HOW TO COMPLETE THIS TASK: Would you print all of the entries word for word?

Data about app and page elements:
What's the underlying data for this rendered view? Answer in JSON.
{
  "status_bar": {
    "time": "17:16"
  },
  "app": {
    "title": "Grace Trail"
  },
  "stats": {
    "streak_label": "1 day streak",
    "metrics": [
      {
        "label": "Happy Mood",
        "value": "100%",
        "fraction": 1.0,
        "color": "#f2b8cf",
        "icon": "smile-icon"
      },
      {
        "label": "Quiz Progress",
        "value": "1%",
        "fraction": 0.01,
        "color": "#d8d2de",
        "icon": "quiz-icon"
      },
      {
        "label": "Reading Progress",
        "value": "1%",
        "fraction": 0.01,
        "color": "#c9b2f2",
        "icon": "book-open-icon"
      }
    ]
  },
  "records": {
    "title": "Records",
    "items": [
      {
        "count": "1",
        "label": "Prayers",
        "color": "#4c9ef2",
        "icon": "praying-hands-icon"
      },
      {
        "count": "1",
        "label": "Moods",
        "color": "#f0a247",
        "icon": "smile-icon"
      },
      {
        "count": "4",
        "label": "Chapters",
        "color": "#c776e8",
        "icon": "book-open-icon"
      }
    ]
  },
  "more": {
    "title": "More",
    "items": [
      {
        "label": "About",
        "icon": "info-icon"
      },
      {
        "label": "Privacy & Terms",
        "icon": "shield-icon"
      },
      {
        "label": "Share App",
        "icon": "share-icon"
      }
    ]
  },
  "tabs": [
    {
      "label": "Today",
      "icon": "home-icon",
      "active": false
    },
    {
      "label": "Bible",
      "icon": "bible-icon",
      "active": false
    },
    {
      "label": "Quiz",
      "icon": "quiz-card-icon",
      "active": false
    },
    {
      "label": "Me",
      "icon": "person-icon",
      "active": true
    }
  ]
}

RESULT:
What's the underlying data for this rendered view? Answer in JSON.
{
  "status_bar": {
    "time": "17:16"
  },
  "app": {
    "title": "Grace Trail"
  },
  "stats": {
    "streak_label": "1 day streak",
    "metrics": [
      {
        "label": "Happy Mood",
        "value": "100%",
        "fraction": 1.0,
        "color": "#f2b8cf",
        "icon": "smile-icon"
      },
      {
        "label": "Quiz Progress",
        "value": "1%",
        "fraction": 0.01,
        "color": "#d8d2de",
        "icon": "quiz-icon"
      },
      {
        "label": "Reading Progress",
        "value": "1%",
        "fraction": 0.01,
        "color": "#c9b2f2",
        "icon": "book-open-icon"
      }
    ]
  },
  "records": {
    "title": "Records",
    "items": [
      {
        "count": "1",
        "label": "Prayers",
        "color": "#4c9ef2",
        "icon": "praying-hands-icon"
      },
      {
        "count": "1",
        "label": "Moods",
        "color": "#f0a247",
        "icon": "smile-icon"
      },
      {
        "count": "4",
        "label": "Chapters",
        "color": "#c776e8",
        "icon": "book-open-icon"
      }
    ]
  },
  "more": {
    "title": "More",
    "items": [
      {
        "label": "About",
        "icon": "info-icon"
      },
      {
        "label": "Privacy & Terms",
        "icon": "shield-icon"
      },
      {
        "label": "Share App",
        "icon": "share-icon"
      }
    ]
  },
  "tabs": [
    {
      "label": "Today",
      "icon": "home-icon",
      "active": false
    },
    {
      "label": "Bible",
      "icon": "bible-icon",
      "active": false
    },
    {
      "label": "Quiz",
      "icon": "quiz-card-icon",
      "active": false
    },
    {
      "label": "Me",
      "icon": "person-icon",
      "active": true
    }
  ]
}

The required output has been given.